Gay rights march in Belgrade triggers violent riots
By Aleksandar Vasovic
BELGRADE (Reuters) - A gay rights parade in Belgrade erupted in violence on Sunday as thousands of police deployed to protect marchers clashed with anti-gay protesters, who rioted and attacked the headquarters of the ruling parties.
In the worst violence in the Serbian capital in over two years, more than 110 police were injured in pitched battles with gangs of nationalists and skinheads, and one of the 1,500 marchers was badly beaten as he arrived home in a nearby suburb, police and officials said.
Pushed back from the parade area by 5,000 police in riot gear, protesters turned to other targets, breaking into the lobby of the state television network, scaling scaffolding to try to enter parliament, smashing windows at the Austrian embassy and burning a car in front of the French embassy.
Firefighters extinguished a blaze at the headquarters of the Democratic Party of President Boris Tadic and the premises of their coalition partner, the Socialist Party, were also attacked before calm was restored by early evening.
Defense Minister Dragan Sutanovac called it a "really sad day for Serbia" and Tadic vowed to bring the people behind the violence to justice.
"Serbia will secure human rights for all its citizens regardless of their diversity. No one will tolerate attempts to threaten them," said Tadic, who like other top government officials did not attend the march.
The clashes highlighted the intolerance that still pervades Serbian society a decade after the country ousted strongman Slobodan Milosevic, ending the pariah status that dogged it during the Balkan wars of the 1990s.

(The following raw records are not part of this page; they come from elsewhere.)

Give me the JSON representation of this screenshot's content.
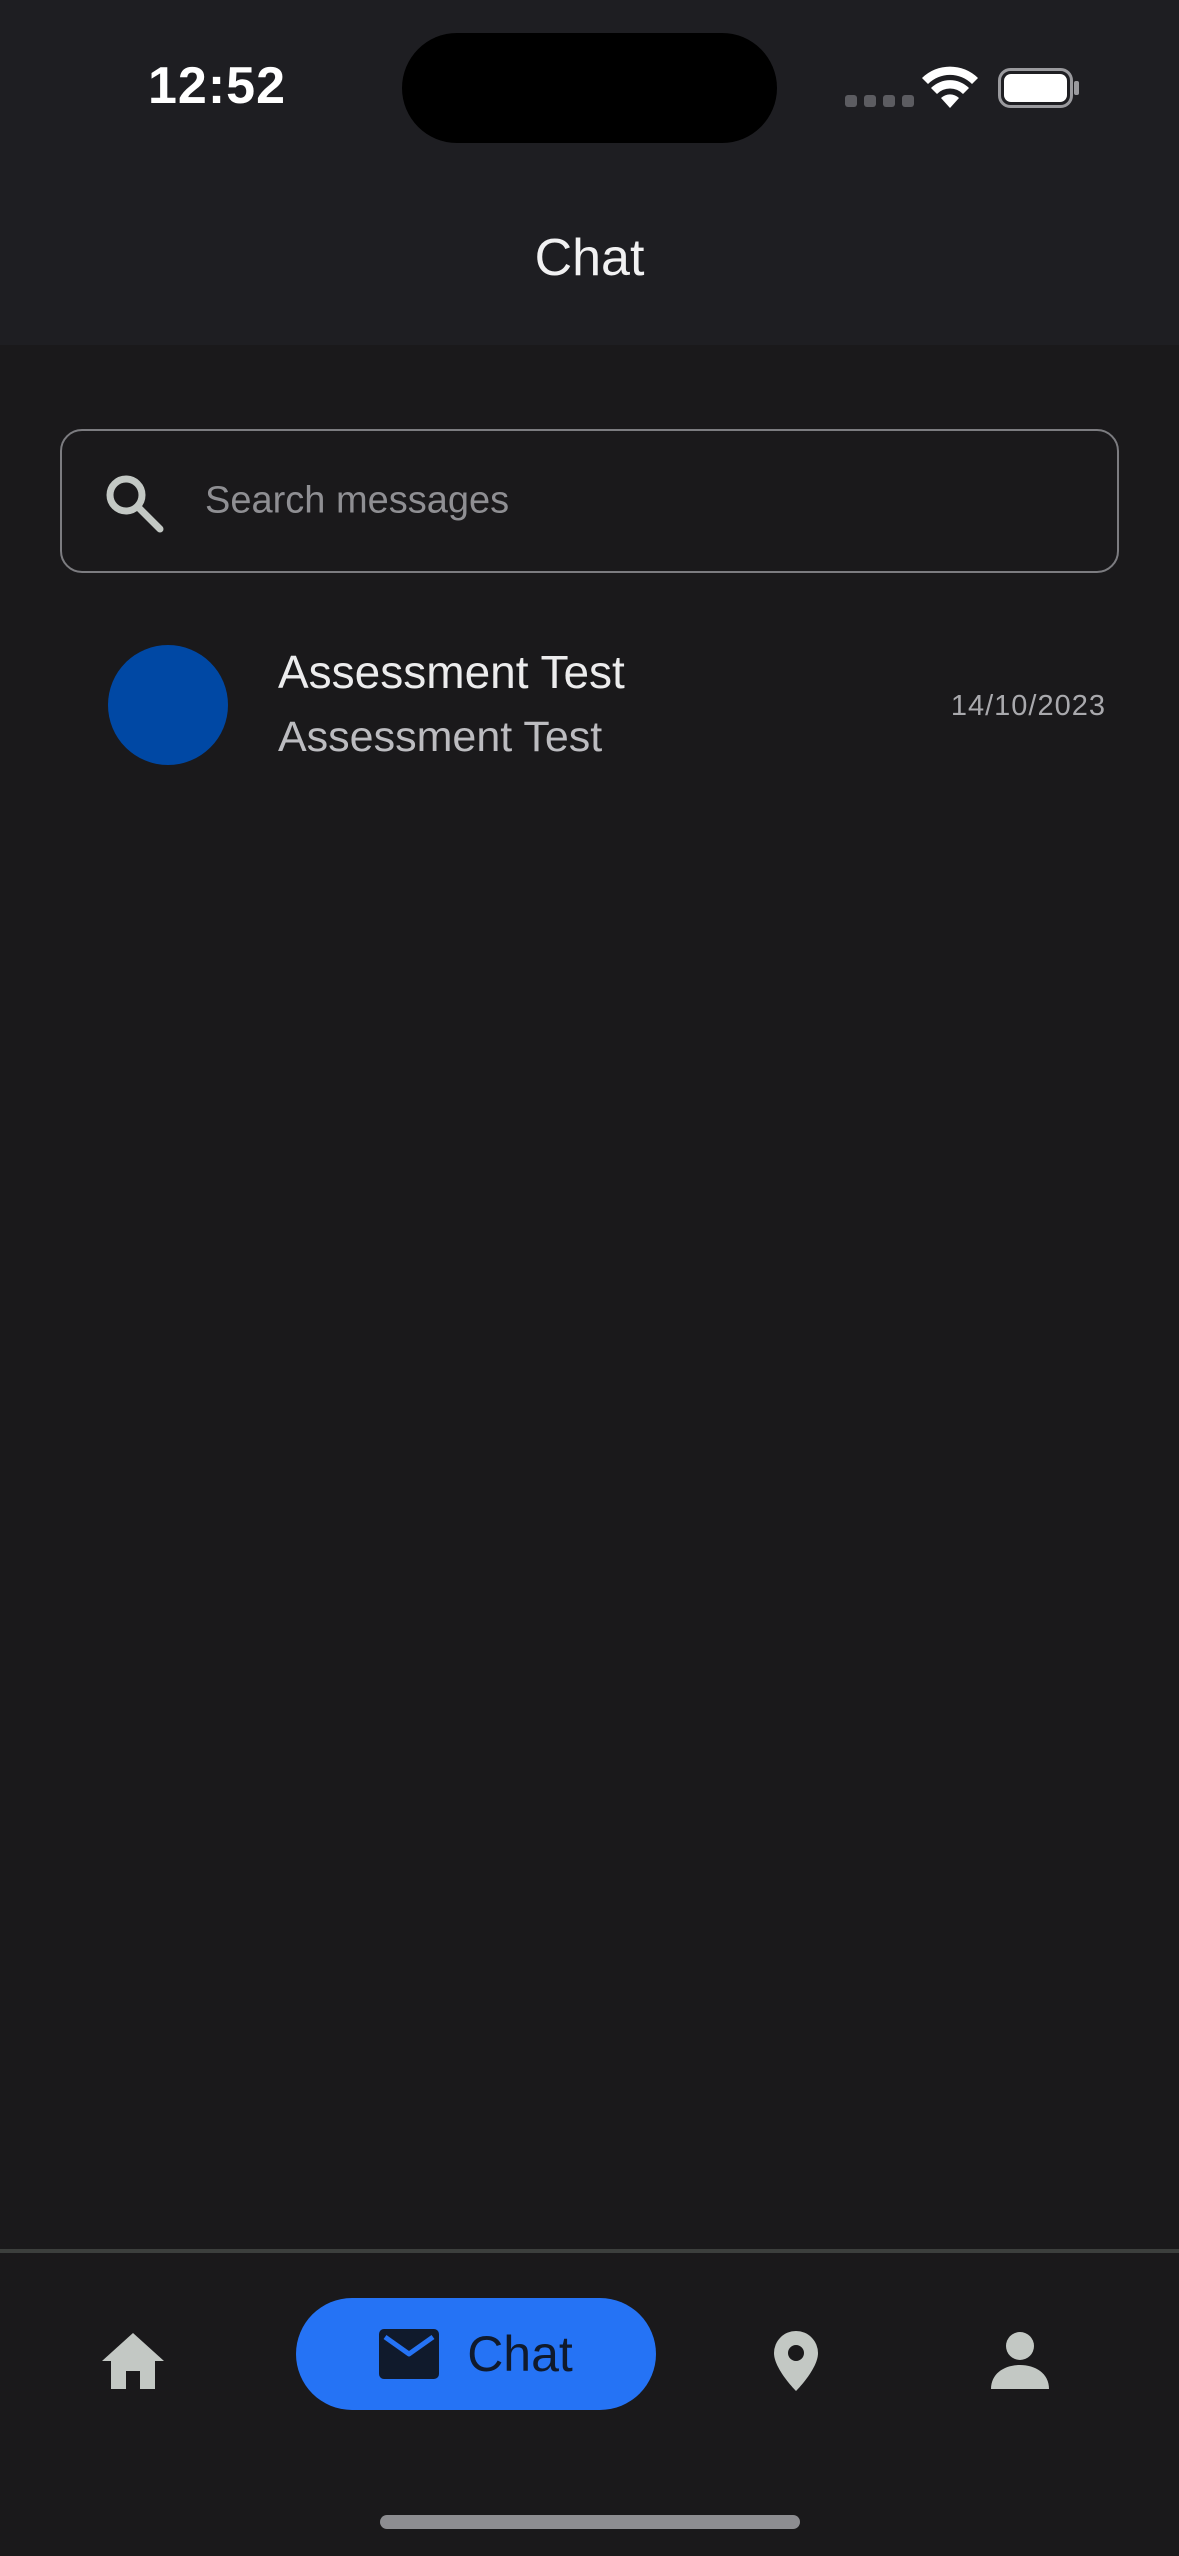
{
  "status_bar": {
    "time": "12:52"
  },
  "header": {
    "title": "Chat"
  },
  "search": {
    "placeholder": "Search messages",
    "icon": "search-icon"
  },
  "conversations": [
    {
      "name": "Assessment Test",
      "preview": "Assessment Test",
      "date": "14/10/2023",
      "avatar_color": "#0048a4"
    }
  ],
  "bottom_nav": {
    "items": [
      {
        "id": "home",
        "icon": "home-icon",
        "label": "",
        "active": false
      },
      {
        "id": "chat",
        "icon": "mail-icon",
        "label": "Chat",
        "active": true
      },
      {
        "id": "map",
        "icon": "location-pin-icon",
        "label": "",
        "active": false
      },
      {
        "id": "profile",
        "icon": "person-icon",
        "label": "",
        "active": false
      }
    ]
  },
  "colors": {
    "accent": "#2573f5",
    "background": "#1a191b",
    "header_background": "#1e1e22",
    "inactive_icon": "#c3c8c4"
  }
}
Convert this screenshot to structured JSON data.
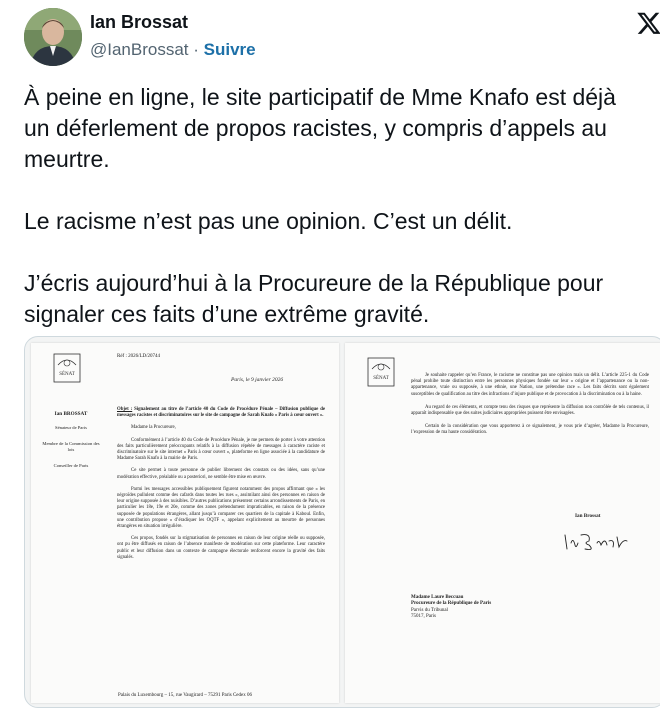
{
  "author": {
    "name": "Ian Brossat",
    "handle": "@IanBrossat",
    "separator": " · ",
    "follow_label": "Suivre",
    "avatar_icon": "avatar-photo",
    "platform_icon": "x-logo-icon"
  },
  "tweet": {
    "paragraph1_lines": [
      "À peine en ligne, le site participatif de Mme Knafo est déjà",
      "un déferlement de propos racistes, y compris d’appels au",
      "meurtre."
    ],
    "paragraph2": "Le racisme n’est pas une opinion. C’est un délit.",
    "paragraph3_lines": [
      "J’écris aujourd’hui à la Procureure de la République pour",
      "signaler ces faits d’une extrême gravité."
    ]
  },
  "letter": {
    "logo_text": "SÉNAT",
    "ref": "Réf : 2026/LD/20744",
    "date": "Paris, le 9 janvier 2026",
    "sidebar": {
      "name": "Ian BROSSAT",
      "title": "Sénateur de Paris",
      "commission": "Membre de la Commission des lois",
      "council": "Conseiller de Paris"
    },
    "objet_label": "Objet :",
    "objet_text": "Signalement au titre de l’article 40 du Code de Procédure Pénale – Diffusion publique de messages racistes et discriminatoires sur le site de campagne de Sarah Knafo « Paris à cœur ouvert ».",
    "salutation": "Madame la Procureure,",
    "p1": "Conformément à l’article 40 du Code de Procédure Pénale, je me permets de porter à votre attention des faits particulièrement préoccupants relatifs à la diffusion répétée de messages à caractère raciste et discriminatoire sur le site internet « Paris à cœur ouvert », plateforme en ligne associée à la candidature de Madame Sarah Knafo à la mairie de Paris.",
    "p2": "Ce site permet à toute personne de publier librement des constats ou des idées, sans qu’une modération effective, préalable ou a posteriori, ne semble être mise en œuvre.",
    "p3": "Parmi les messages accessibles publiquement figurent notamment des propos affirmant que « les négroïdes pullulent comme des cafards dans toutes les rues », assimilant ainsi des personnes en raison de leur origine supposée à des nuisibles. D’autres publications présentent certains arrondissements de Paris, en particulier les 18e, 19e et 20e, comme des zones prétendument impraticables, en raison de la présence supposée de populations étrangères, allant jusqu’à comparer ces quartiers de la capitale à Kaboul. Enfin, une contribution propose « d’éradiquer les OQTF », appelant explicitement au meurtre de personnes étrangères en situation irrégulière.",
    "p4": "Ces propos, fondés sur la stigmatisation de personnes en raison de leur origine réelle ou supposée, ont pu être diffusés en raison de l’absence manifeste de modération sur cette plateforme. Leur caractère public et leur diffusion dans un contexte de campagne électorale renforcent encore la gravité des faits signalés.",
    "footer": "Palais du Luxembourg – 15, rue Vaugirard – 75291 Paris Cedex 06",
    "p5": "Je souhaite rappeler qu’en France, le racisme ne constitue pas une opinion mais un délit. L’article 225-1 du Code pénal prohibe toute distinction entre les personnes physiques fondée sur leur « origine et l’appartenance ou la non-appartenance, vraie ou supposée, à une ethnie, une Nation, une prétendue race ». Les faits décrits sont également susceptibles de qualification au titre des infractions d’injure publique et de provocation à la discrimination ou à la haine.",
    "p6": "Au regard de ces éléments, et compte tenu des risques que représente la diffusion non contrôlée de tels contenus, il apparaît indispensable que des suites judiciaires appropriées puissent être envisagées.",
    "p7": "Certain de la considération que vous apporterez à ce signalement, je vous prie d’agréer, Madame la Procureure, l’expression de ma haute considération.",
    "signatory": "Ian Brossat",
    "signature_text": "Ian Brossat",
    "recipient_name": "Madame Laure Beccuau",
    "recipient_title": "Procureure de la République de Paris",
    "recipient_addr1": "Parvis du Tribunal",
    "recipient_addr2": "75017, Paris"
  }
}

The parade, the first of its kind in Belgrade in nearly a decade, had been seen as a test of Serbia's readiness to become a more modern, open society after years of conflict fueled by ethnic hatred. Continued...